____ SUPPLIED DATA

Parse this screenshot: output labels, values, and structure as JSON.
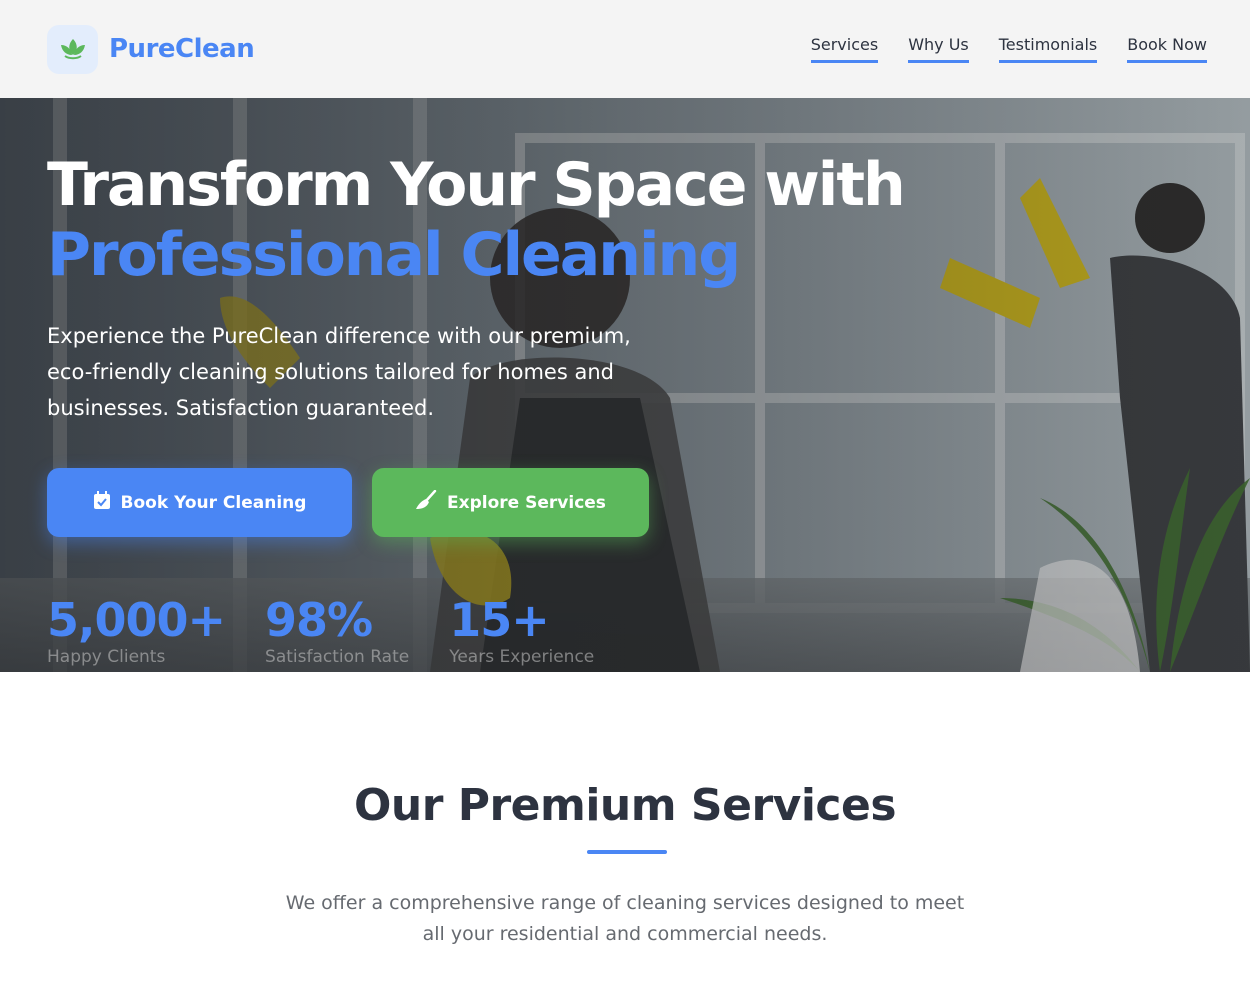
{
  "brand": {
    "name": "PureClean",
    "icon": "leaf-icon",
    "color": "#4a86f4"
  },
  "nav": {
    "items": [
      {
        "label": "Services"
      },
      {
        "label": "Why Us"
      },
      {
        "label": "Testimonials"
      },
      {
        "label": "Book Now"
      }
    ]
  },
  "hero": {
    "title_line1": "Transform Your Space with",
    "title_line2": "Professional Cleaning",
    "subtitle": "Experience the PureClean difference with our premium, eco-friendly cleaning solutions tailored for homes and businesses. Satisfaction guaranteed.",
    "primary_button": {
      "label": "Book Your Cleaning",
      "icon": "calendar-check-icon",
      "color": "#4a86f4"
    },
    "secondary_button": {
      "label": "Explore Services",
      "icon": "broom-icon",
      "color": "#5cb85c"
    },
    "stats": [
      {
        "value": "5,000+",
        "label": "Happy Clients"
      },
      {
        "value": "98%",
        "label": "Satisfaction Rate"
      },
      {
        "value": "15+",
        "label": "Years Experience"
      }
    ]
  },
  "services": {
    "title": "Our Premium Services",
    "description": "We offer a comprehensive range of cleaning services designed to meet all your residential and commercial needs."
  }
}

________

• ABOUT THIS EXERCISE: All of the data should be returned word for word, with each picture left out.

• WRITTEN SOLUTION:
Parse this screenshot: output labels, values, and structure as JSON.
{
  "brand": {
    "name": "PureClean",
    "icon": "leaf-icon",
    "color": "#4a86f4"
  },
  "nav": {
    "items": [
      {
        "label": "Services"
      },
      {
        "label": "Why Us"
      },
      {
        "label": "Testimonials"
      },
      {
        "label": "Book Now"
      }
    ]
  },
  "hero": {
    "title_line1": "Transform Your Space with",
    "title_line2": "Professional Cleaning",
    "subtitle": "Experience the PureClean difference with our premium, eco-friendly cleaning solutions tailored for homes and businesses. Satisfaction guaranteed.",
    "primary_button": {
      "label": "Book Your Cleaning",
      "icon": "calendar-check-icon",
      "color": "#4a86f4"
    },
    "secondary_button": {
      "label": "Explore Services",
      "icon": "broom-icon",
      "color": "#5cb85c"
    },
    "stats": [
      {
        "value": "5,000+",
        "label": "Happy Clients"
      },
      {
        "value": "98%",
        "label": "Satisfaction Rate"
      },
      {
        "value": "15+",
        "label": "Years Experience"
      }
    ]
  },
  "services": {
    "title": "Our Premium Services",
    "description": "We offer a comprehensive range of cleaning services designed to meet all your residential and commercial needs."
  }
}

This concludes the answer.